Task brief:
The response must consist of each line in the listing that has the word "this" in it.

*** Begin section ***

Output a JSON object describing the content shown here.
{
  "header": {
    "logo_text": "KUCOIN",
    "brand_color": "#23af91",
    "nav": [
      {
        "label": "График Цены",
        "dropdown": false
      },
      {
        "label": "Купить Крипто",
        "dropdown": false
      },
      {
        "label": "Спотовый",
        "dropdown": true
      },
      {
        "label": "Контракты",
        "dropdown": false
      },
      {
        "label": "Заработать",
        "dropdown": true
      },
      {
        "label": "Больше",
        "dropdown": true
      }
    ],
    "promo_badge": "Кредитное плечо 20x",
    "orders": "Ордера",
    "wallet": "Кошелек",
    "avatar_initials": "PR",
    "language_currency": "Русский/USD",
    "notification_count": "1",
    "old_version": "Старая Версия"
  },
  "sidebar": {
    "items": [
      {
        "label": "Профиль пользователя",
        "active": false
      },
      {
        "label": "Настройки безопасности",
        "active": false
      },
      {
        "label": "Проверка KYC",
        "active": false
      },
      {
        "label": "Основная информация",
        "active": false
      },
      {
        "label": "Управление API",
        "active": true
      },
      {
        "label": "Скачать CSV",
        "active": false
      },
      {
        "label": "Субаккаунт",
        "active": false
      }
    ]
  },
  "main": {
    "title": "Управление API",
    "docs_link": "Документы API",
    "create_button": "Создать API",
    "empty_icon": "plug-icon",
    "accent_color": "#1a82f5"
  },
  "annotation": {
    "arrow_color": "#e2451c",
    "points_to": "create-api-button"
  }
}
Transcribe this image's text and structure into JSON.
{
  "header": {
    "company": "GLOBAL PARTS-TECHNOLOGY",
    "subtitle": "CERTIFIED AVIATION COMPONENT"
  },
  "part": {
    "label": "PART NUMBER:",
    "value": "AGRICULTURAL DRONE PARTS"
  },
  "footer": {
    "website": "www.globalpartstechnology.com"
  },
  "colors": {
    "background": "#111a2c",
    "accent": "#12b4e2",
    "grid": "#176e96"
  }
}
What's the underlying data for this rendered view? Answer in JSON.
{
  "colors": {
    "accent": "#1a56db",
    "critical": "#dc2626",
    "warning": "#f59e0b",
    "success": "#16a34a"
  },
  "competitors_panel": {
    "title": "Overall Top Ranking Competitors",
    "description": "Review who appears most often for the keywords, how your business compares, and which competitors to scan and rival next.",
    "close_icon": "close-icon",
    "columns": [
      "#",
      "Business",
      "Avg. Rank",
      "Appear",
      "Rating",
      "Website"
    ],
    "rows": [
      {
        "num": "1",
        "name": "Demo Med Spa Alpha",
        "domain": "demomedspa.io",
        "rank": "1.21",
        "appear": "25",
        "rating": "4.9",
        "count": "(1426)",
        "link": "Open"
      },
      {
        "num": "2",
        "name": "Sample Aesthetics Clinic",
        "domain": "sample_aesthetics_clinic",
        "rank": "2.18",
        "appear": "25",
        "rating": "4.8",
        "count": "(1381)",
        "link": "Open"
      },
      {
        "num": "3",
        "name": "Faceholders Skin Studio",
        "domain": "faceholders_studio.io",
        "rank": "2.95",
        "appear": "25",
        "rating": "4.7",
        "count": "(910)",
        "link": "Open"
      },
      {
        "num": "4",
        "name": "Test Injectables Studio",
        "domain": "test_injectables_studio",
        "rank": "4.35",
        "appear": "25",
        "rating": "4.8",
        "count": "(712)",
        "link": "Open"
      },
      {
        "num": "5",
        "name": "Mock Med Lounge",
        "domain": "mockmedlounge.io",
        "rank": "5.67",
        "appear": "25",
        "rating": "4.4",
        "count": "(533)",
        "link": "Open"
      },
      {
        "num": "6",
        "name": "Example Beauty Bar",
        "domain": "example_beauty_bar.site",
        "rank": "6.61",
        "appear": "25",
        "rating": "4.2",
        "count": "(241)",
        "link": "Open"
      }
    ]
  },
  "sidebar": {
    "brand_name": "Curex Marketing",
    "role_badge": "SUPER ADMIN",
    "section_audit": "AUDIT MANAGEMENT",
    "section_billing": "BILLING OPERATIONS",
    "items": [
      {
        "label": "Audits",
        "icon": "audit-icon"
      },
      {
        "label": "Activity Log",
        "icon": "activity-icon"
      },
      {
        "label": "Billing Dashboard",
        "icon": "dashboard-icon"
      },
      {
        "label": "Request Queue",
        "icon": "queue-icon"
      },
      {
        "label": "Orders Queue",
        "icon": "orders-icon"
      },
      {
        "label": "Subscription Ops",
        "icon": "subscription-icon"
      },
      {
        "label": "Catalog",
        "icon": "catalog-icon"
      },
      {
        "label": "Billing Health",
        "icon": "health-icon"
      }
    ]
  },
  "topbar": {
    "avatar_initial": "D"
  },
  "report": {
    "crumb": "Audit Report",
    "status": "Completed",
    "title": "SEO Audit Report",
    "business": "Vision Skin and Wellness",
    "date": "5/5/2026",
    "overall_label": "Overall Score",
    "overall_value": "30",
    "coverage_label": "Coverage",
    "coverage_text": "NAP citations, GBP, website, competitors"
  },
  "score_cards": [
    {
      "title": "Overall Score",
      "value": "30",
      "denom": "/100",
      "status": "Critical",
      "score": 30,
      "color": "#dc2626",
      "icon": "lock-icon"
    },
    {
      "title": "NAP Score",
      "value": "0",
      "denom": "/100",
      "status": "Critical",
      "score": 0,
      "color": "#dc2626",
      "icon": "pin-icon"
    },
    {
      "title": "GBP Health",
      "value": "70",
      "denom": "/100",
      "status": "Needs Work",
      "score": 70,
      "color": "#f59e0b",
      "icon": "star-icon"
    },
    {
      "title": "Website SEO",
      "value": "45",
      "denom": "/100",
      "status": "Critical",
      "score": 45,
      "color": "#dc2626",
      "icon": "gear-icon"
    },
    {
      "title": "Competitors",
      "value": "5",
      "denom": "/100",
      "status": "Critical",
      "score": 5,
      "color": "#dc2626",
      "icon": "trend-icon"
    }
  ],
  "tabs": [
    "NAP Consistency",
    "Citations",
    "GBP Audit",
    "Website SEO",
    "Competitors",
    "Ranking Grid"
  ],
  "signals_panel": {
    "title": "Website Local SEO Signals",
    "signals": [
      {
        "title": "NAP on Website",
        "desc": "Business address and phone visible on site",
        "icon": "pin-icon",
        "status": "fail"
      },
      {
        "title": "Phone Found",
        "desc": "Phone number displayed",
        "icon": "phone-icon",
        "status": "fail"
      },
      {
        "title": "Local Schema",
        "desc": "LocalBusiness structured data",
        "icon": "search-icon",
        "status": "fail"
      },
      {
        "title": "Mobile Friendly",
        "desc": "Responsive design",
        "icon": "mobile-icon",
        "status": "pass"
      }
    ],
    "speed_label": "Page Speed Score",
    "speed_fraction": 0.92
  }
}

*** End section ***

Reply to the task:
Transcribe this image's text and structure into JSON.
What's the underlying data for this rendered view? Answer in JSON.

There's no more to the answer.